## [EXERCISE AIM]
All lines below containing the string "JSON" are to be copied.

## [RECORDS SHOWN]
##########
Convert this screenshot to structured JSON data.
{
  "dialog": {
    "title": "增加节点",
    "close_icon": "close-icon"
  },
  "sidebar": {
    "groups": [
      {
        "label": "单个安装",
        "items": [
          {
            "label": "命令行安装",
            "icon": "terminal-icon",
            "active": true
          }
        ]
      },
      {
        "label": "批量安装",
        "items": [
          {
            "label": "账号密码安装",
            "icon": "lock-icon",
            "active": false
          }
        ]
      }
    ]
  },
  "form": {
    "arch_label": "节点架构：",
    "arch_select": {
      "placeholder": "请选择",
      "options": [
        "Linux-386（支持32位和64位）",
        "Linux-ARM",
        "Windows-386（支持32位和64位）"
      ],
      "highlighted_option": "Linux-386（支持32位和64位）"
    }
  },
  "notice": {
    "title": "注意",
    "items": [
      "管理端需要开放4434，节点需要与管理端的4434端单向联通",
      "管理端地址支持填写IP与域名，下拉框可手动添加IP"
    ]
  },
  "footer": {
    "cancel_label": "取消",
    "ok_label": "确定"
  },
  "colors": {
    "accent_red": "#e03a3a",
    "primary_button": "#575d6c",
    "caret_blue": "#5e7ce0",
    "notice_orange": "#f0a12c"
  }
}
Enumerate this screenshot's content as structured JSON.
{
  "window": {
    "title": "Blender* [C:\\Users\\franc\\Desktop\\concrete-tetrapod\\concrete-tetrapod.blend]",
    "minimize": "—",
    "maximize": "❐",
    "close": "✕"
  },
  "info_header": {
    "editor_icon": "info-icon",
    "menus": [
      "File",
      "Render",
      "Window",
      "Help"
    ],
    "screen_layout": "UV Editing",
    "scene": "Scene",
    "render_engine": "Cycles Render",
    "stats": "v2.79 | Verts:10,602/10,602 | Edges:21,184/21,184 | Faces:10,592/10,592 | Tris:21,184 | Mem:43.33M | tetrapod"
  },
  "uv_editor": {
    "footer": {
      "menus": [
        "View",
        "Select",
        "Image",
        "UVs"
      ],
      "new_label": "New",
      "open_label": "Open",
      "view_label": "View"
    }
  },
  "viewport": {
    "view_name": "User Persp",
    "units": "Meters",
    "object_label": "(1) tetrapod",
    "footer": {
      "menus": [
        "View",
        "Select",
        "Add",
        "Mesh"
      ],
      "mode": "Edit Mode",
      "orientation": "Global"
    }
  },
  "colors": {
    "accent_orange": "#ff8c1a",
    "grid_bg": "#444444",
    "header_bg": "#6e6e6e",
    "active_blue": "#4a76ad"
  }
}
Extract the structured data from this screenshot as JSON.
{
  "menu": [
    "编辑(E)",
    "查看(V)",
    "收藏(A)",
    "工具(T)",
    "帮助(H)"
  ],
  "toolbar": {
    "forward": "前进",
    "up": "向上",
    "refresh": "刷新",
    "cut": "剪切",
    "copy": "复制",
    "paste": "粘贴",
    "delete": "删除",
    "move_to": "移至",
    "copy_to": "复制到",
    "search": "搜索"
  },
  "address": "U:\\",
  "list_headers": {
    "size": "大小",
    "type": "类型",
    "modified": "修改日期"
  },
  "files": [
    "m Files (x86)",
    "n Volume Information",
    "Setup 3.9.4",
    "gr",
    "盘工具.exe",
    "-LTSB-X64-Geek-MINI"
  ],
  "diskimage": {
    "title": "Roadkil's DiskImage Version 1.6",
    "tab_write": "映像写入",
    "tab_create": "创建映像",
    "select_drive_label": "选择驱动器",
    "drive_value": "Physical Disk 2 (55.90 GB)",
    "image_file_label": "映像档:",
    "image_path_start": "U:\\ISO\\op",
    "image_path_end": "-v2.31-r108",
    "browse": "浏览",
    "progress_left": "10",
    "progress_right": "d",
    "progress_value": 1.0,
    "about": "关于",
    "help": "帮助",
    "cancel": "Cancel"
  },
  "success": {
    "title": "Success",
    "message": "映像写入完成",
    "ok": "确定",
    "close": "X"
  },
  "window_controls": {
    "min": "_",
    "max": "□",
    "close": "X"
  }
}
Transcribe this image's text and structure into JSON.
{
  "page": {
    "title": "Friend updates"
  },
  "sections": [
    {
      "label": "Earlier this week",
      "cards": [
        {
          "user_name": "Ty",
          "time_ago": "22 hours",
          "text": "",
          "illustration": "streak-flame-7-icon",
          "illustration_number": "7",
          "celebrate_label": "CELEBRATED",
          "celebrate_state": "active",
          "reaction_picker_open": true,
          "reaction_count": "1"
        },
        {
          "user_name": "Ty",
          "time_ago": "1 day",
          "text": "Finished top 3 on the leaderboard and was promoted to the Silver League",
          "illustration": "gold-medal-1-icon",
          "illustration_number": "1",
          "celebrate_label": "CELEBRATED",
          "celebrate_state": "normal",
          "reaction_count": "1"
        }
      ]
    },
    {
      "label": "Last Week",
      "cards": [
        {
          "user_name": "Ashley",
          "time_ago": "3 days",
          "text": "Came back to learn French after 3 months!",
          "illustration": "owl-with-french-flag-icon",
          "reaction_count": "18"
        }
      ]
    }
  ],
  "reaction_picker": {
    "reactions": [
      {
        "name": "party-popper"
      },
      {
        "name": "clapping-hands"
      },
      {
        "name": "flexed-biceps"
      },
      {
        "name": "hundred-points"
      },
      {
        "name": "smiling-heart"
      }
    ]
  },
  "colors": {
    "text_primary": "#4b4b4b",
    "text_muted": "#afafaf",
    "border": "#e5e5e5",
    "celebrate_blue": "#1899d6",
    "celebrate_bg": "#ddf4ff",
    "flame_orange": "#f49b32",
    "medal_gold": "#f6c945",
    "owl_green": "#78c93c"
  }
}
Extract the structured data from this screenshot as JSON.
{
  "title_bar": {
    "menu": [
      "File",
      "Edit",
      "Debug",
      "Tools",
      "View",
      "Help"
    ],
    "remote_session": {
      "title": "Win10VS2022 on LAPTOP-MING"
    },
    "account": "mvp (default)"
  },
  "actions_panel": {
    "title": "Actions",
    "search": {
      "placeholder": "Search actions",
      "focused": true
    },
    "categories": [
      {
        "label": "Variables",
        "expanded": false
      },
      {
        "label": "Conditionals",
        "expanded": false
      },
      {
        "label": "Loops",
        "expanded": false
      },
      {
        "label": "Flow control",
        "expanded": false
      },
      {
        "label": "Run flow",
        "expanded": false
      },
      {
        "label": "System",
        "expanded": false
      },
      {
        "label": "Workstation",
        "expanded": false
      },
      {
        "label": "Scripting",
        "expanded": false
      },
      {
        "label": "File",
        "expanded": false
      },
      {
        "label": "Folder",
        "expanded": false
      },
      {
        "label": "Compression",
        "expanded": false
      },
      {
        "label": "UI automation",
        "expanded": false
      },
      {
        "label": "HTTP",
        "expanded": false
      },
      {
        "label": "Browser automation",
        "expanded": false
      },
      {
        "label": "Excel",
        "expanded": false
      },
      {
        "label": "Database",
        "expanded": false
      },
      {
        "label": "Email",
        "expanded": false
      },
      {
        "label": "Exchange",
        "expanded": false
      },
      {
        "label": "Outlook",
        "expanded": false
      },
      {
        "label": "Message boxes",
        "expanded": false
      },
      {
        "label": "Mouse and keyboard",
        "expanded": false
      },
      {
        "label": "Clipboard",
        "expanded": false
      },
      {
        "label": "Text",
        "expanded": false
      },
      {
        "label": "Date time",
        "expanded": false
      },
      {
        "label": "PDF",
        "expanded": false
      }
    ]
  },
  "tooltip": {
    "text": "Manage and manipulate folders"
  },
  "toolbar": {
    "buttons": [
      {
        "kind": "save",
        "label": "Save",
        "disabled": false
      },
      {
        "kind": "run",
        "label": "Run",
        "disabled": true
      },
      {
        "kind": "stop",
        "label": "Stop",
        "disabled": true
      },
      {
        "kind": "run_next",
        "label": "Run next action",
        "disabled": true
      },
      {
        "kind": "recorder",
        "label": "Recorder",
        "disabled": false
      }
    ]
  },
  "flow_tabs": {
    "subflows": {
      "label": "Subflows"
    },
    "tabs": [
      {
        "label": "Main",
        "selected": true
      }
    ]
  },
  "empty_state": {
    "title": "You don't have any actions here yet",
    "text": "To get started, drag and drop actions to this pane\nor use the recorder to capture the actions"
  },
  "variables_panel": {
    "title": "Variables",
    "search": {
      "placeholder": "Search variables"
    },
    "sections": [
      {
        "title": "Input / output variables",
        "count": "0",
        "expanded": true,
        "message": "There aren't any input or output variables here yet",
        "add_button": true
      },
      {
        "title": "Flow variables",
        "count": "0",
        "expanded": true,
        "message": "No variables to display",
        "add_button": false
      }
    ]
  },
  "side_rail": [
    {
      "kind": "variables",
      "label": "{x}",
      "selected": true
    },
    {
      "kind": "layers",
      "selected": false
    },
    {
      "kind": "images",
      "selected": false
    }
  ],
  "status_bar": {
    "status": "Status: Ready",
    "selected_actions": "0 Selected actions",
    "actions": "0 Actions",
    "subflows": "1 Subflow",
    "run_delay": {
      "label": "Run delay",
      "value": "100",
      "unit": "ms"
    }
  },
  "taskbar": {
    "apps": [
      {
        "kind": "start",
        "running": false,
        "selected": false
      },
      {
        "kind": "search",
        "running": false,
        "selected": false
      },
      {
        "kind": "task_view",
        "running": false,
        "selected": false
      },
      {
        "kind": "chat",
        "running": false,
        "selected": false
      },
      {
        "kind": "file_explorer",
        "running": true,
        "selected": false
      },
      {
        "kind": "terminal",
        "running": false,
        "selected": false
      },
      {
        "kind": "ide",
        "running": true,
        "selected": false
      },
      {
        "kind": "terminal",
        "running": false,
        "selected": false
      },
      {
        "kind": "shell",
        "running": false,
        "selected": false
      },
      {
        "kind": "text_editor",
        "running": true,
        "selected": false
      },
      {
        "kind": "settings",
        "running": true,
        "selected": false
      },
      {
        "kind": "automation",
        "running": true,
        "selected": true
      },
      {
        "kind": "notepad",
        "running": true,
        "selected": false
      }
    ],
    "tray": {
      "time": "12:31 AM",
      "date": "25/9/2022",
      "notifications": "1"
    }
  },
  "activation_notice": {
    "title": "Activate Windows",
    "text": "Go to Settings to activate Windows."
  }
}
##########
## [RESULT OF THE TASK]
Convert this screenshot to structured JSON data.
Enumerate this screenshot's content as structured JSON.
Extract the structured data from this screenshot as JSON.
Transcribe this image's text and structure into JSON.
Extract the structured data from this screenshot as JSON.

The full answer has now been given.